M.C. Keegan-Ayer expressed concern about a budget amendment from the county’s Board of Education at a County Council meeting Tuesday night.
The council president told school board Vice President Joy Schaefer, Frederick County Public Schools Chief Operating Officer Paul Lebo, and FCPS’ director of capital programs, Adnan Mamoon, that she was worried that if they funded one of those amendments, its findings would be outdated by the time certain capital projects were proposed.
If corresponding capital improvement projects were funded, it would also require roughly a $91.85 million increase for fiscal years 2021 through 2023 in the county’s capital improvement project budget, according to staff reports.
One amendment proposes moving $100,000 from a Liberty Elementary Modernization/Addition Feasibility Study to fund a Brunswick Elementary Modernization Feasibility study.
The other proposes a surplus of $250,000 from the Frederick High School replacement project to fund a Facility and Program Assessment Study, focused on five elementary schools: Emmitsburg, Lewistown, Sabillasville, Thurmont and Wolfsville.
Lebo said Tuesday the study isn’t a feasibility study, but rather a look at improving the learning environment.
“Those five schools in particular are schools that do not meet our current educational specifications,” Lebo said. “A true renovation would allow [the school district] to address some of the challenges of meeting that learning environment.”
But Keegan-Ayer was concerned that the study’s findings would be outdated by the time projects for the five schools would be considered.
Schaefer said, however, that those schools require improvements and that the study would help with those.
“This will give us an opportunity to look at our most needy schools. ... I think that’s what this evaluation allows us to do, and allows us to look at more systemic renovation needs,” Schaefer said.
Keegan-Ayer said after the meeting that the county does not have the roughly $91.85 million needed as a result of that study because the five elementary schools proposed weren’t factored in to the capital improvement project budget for this fiscal year.

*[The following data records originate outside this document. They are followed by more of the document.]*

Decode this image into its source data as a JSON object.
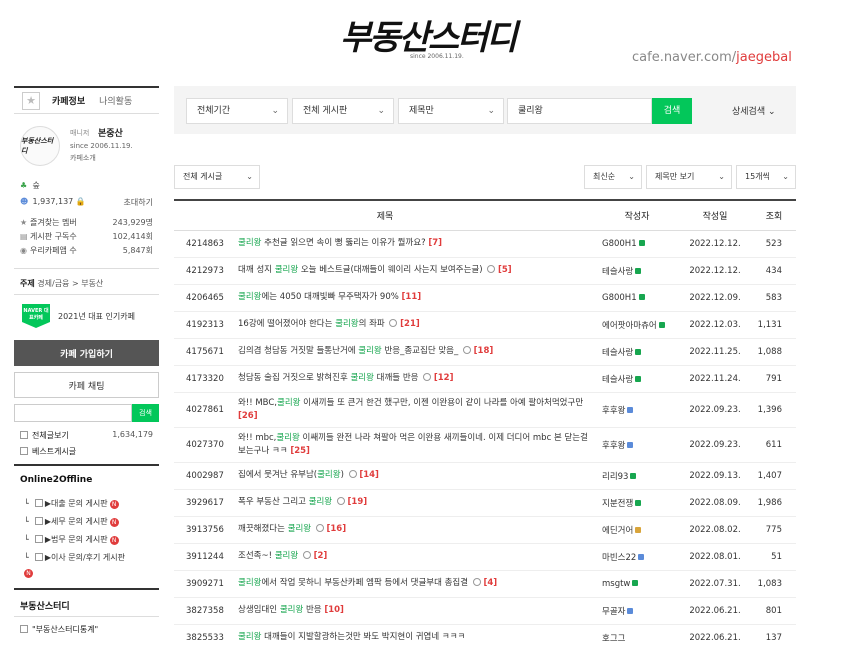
{
  "header": {
    "logo": "부동산스터디",
    "since": "since 2006.11.19.",
    "cafe_url_prefix": "cafe.naver.com/",
    "cafe_url_id": "jaegebal"
  },
  "sidebar": {
    "tabs": [
      "카페정보",
      "나의활동"
    ],
    "manager": {
      "avatar_text": "부동산스터디",
      "role": "매니저",
      "name": "본중산",
      "since": "since 2006.11.19.",
      "intro": "카페소개"
    },
    "stats": {
      "level": "숲",
      "members": "1,937,137",
      "invite": "초대하기",
      "fav_label": "즐겨찾는 멤버",
      "fav_value": "243,929명",
      "sub_label": "게시판 구독수",
      "sub_value": "102,414회",
      "app_label": "우리카페앱 수",
      "app_value": "5,847회"
    },
    "topic_label": "주제",
    "topic_value": "경제/금융 > 부동산",
    "badge_text": "NAVER 대표카페",
    "popular": "2021년 대표 인기카페",
    "join": "카페 가입하기",
    "chat": "카페 채팅",
    "search_btn": "검색",
    "all_posts_label": "전체글보기",
    "all_posts_count": "1,634,179",
    "best_posts": "베스트게시글",
    "section1": "Online2Offline",
    "boards": [
      "▶대출 문의 게시판",
      "▶세무 문의 게시판",
      "▶법무 문의 게시판",
      "▶이사 문의/후기 게시판"
    ],
    "new_badge": "N",
    "section2": "부동산스터디",
    "board_bottom": "\"부동산스터디통계\""
  },
  "search": {
    "period": "전체기간",
    "board": "전체 게시판",
    "scope": "제목만",
    "keyword": "쿨리왕",
    "button": "검색",
    "advanced": "상세검색"
  },
  "filters": {
    "board": "전체 게시글",
    "sort": "최신순",
    "view": "제목만 보기",
    "count": "15개씩"
  },
  "table": {
    "headers": [
      "제목",
      "작성자",
      "작성일",
      "조회"
    ],
    "rows": [
      {
        "num": "4214863",
        "pre": "",
        "hl": "쿨리왕",
        "post": " 추천글 읽으면 속이 뻥 뚫리는 이유가 뭘까요?",
        "cmt": "[7]",
        "emo": false,
        "author": "G800H1",
        "badge": "g",
        "date": "2022.12.12.",
        "views": "523"
      },
      {
        "num": "4212973",
        "pre": "대깨 성지 ",
        "hl": "쿨리왕",
        "post": " 오늘 베스트글(대깨들이 웨이리 사는지 보여주는글)",
        "cmt": "[5]",
        "emo": true,
        "author": "테슬사랑",
        "badge": "g",
        "date": "2022.12.12.",
        "views": "434"
      },
      {
        "num": "4206465",
        "pre": "",
        "hl": "쿨리왕",
        "post": "에는 4050 대깨빛빠 무주택자가 90%",
        "cmt": "[11]",
        "emo": false,
        "author": "G800H1",
        "badge": "g",
        "date": "2022.12.09.",
        "views": "583"
      },
      {
        "num": "4192313",
        "pre": "16강에 떨어졌어야 한다는 ",
        "hl": "쿨리왕",
        "post": "의 좌파",
        "cmt": "[21]",
        "emo": true,
        "author": "에어팟아마츄어",
        "badge": "g",
        "date": "2022.12.03.",
        "views": "1,131"
      },
      {
        "num": "4175671",
        "pre": "김의겸 청담동 거짓말 들통난거에 ",
        "hl": "쿨리왕",
        "post": " 반응_종교집단 맞음_",
        "cmt": "[18]",
        "emo": true,
        "author": "테슬사랑",
        "badge": "g",
        "date": "2022.11.25.",
        "views": "1,088"
      },
      {
        "num": "4173320",
        "pre": "청담동 술집 거짓으로 밝혀진후 ",
        "hl": "쿨리왕",
        "post": " 대깨들 반응",
        "cmt": "[12]",
        "emo": true,
        "author": "테슬사랑",
        "badge": "g",
        "date": "2022.11.24.",
        "views": "791"
      },
      {
        "num": "4027861",
        "pre": "와!! MBC,",
        "hl": "쿨리왕",
        "post": " 이새끼들 또 큰거 한건 했구만, 이젠 이완용이 같이 나라를 아예 팔아처먹었구만",
        "cmt": "[26]",
        "emo": false,
        "author": "후후왕",
        "badge": "b",
        "date": "2022.09.23.",
        "views": "1,396",
        "tall": true
      },
      {
        "num": "4027370",
        "pre": "와!! mbc,",
        "hl": "쿨리왕",
        "post": " 이쌔끼들 완전 나라 쳐팔아 먹은 이완용 새끼들이네. 이제 더디어 mbc 본 닫는걸 보는구나 ㅋㅋ",
        "cmt": "[25]",
        "emo": false,
        "author": "후후왕",
        "badge": "b",
        "date": "2022.09.23.",
        "views": "611",
        "tall": true
      },
      {
        "num": "4002987",
        "pre": "집에서 뭇겨난 유부남(",
        "hl": "쿨리왕",
        "post": ")",
        "cmt": "[14]",
        "emo": true,
        "author": "리리93",
        "badge": "g",
        "date": "2022.09.13.",
        "views": "1,407"
      },
      {
        "num": "3929617",
        "pre": "폭우 부동산 그리고 ",
        "hl": "쿨리왕",
        "post": "",
        "cmt": "[19]",
        "emo": true,
        "author": "지분전쟁",
        "badge": "g",
        "date": "2022.08.09.",
        "views": "1,986"
      },
      {
        "num": "3913756",
        "pre": "깨끗해졌다는 ",
        "hl": "쿨리왕",
        "post": "",
        "cmt": "[16]",
        "emo": true,
        "author": "에딘거어",
        "badge": "y",
        "date": "2022.08.02.",
        "views": "775"
      },
      {
        "num": "3911244",
        "pre": "조선족~! ",
        "hl": "쿨리왕",
        "post": "",
        "cmt": "[2]",
        "emo": true,
        "author": "마빈스22",
        "badge": "b",
        "date": "2022.08.01.",
        "views": "51"
      },
      {
        "num": "3909271",
        "pre": "",
        "hl": "쿨리왕",
        "post": "에서 작업 못하니 부동산카페 엠팍 등에서 댓글부대 총집결",
        "cmt": "[4]",
        "emo": true,
        "author": "msgtw",
        "badge": "g",
        "date": "2022.07.31.",
        "views": "1,083"
      },
      {
        "num": "3827358",
        "pre": "상생임대인 ",
        "hl": "쿨리왕",
        "post": " 반응",
        "cmt": "[10]",
        "emo": false,
        "author": "무골자",
        "badge": "b",
        "date": "2022.06.21.",
        "views": "801"
      },
      {
        "num": "3825533",
        "pre": "",
        "hl": "쿨리왕",
        "post": " 대깨들이 지발할광하는것만 봐도 박지현이 귀엽네 ㅋㅋㅋ",
        "cmt": "",
        "emo": false,
        "author": "호그그",
        "badge": "",
        "date": "2022.06.21.",
        "views": "137"
      }
    ]
  }
}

“I don’t want parents to think that these schools are going to be coming online any faster, because we don’t have the money to do them,” she said. “I watched over the 25-plus years as I’ve been following this, where the [Board of Education] approves something, and the parents think it’s going to come ... and then they come up here, to the county commissioners, and they said, ‘We never agreed to fund this. This is the CIP and the budget we passed.’”

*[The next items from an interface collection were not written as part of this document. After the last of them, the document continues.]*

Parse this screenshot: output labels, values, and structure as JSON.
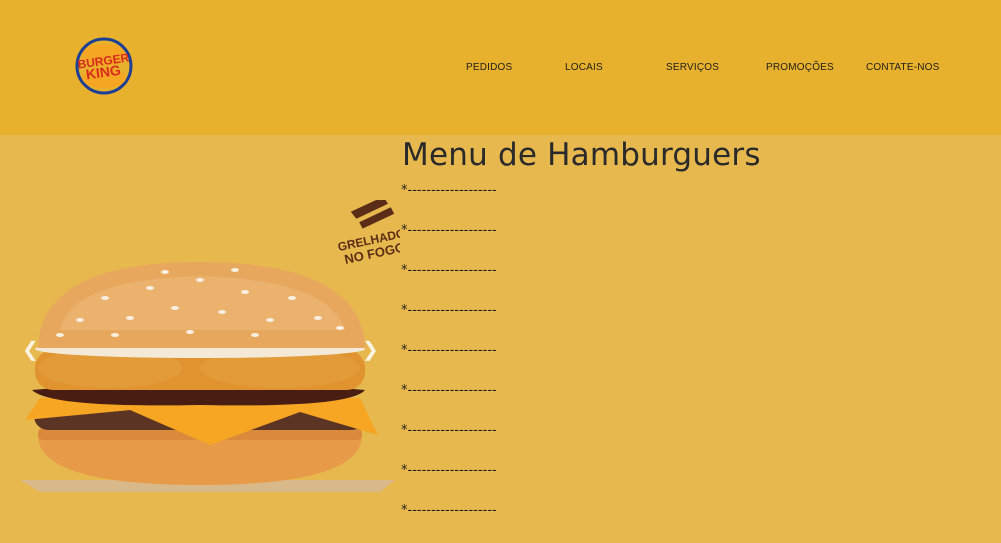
{
  "brand": {
    "logo_line1": "BURGER",
    "logo_line2": "KING"
  },
  "nav": {
    "items": [
      {
        "label": "PEDIDOS"
      },
      {
        "label": "LOCAIS"
      },
      {
        "label": "SERVIÇOS"
      },
      {
        "label": "PROMOÇÕES"
      },
      {
        "label": "CONTATE-NOS"
      }
    ]
  },
  "main": {
    "title": "Menu de Hamburguers",
    "items": [
      "*-------------------",
      "*-------------------",
      "*-------------------",
      "*-------------------",
      "*-------------------",
      "*-------------------",
      "*-------------------",
      "*-------------------",
      "*-------------------"
    ]
  },
  "carousel": {
    "badge_line1": "GRELHADO",
    "badge_line2": "NO FOGO",
    "prev_icon": "chevron-left-icon",
    "next_icon": "chevron-right-icon"
  },
  "colors": {
    "header_bg": "#e8b12d",
    "page_bg": "#e7b84d",
    "logo_blue": "#1c3f95",
    "logo_red": "#d52b1e",
    "logo_bun": "#f5a623"
  }
}
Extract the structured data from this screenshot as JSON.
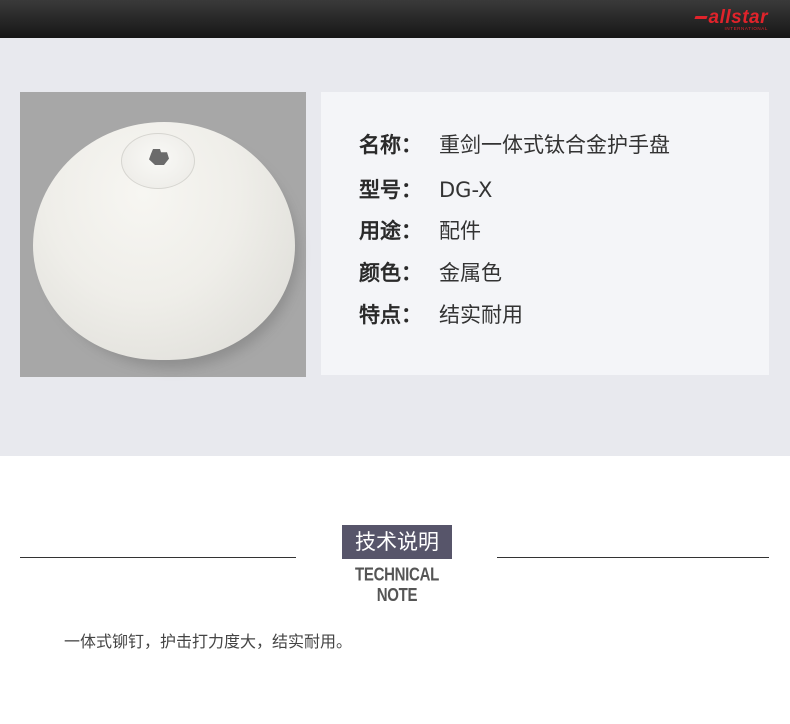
{
  "header": {
    "brand": "allstar",
    "brand_sub": "INTERNATIONAL",
    "brand_color": "#e0232b"
  },
  "product": {
    "specs": [
      {
        "label": "名称：",
        "value": "重剑一体式钛合金护手盘"
      },
      {
        "label": "型号：",
        "value": "DG-X"
      },
      {
        "label": "用途：",
        "value": "配件"
      },
      {
        "label": "颜色：",
        "value": "金属色"
      },
      {
        "label": "特点：",
        "value": "结实耐用"
      }
    ]
  },
  "technical": {
    "title": "技术说明",
    "subtitle": "TECHNICAL NOTE",
    "title_bg": "#57556a",
    "description": "一体式铆钉，护击打力度大，结实耐用。"
  }
}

Keegan-Ayer said the budget amendment concerning the feasibility study for Brunswick Elementary was OK, as county staff had planned for that project by indicating a “placeholder elementary school” project.
She said she understands why the Board of Education wants to improve five of its aging elementary schools, but budget restrictions mean that while the study can be funded, the projects themselves cannot.
“I understand conceptually why they want to get this study done now,” she said. “I’m just saying, it needed to be very clear to the public [that] we don’t have the money to fund those schools that the study might come back with ... somehow or another, something else is going to have to get bumped on the Board of Education’s [Capital Improvement Program] budget ... that’s our problem.”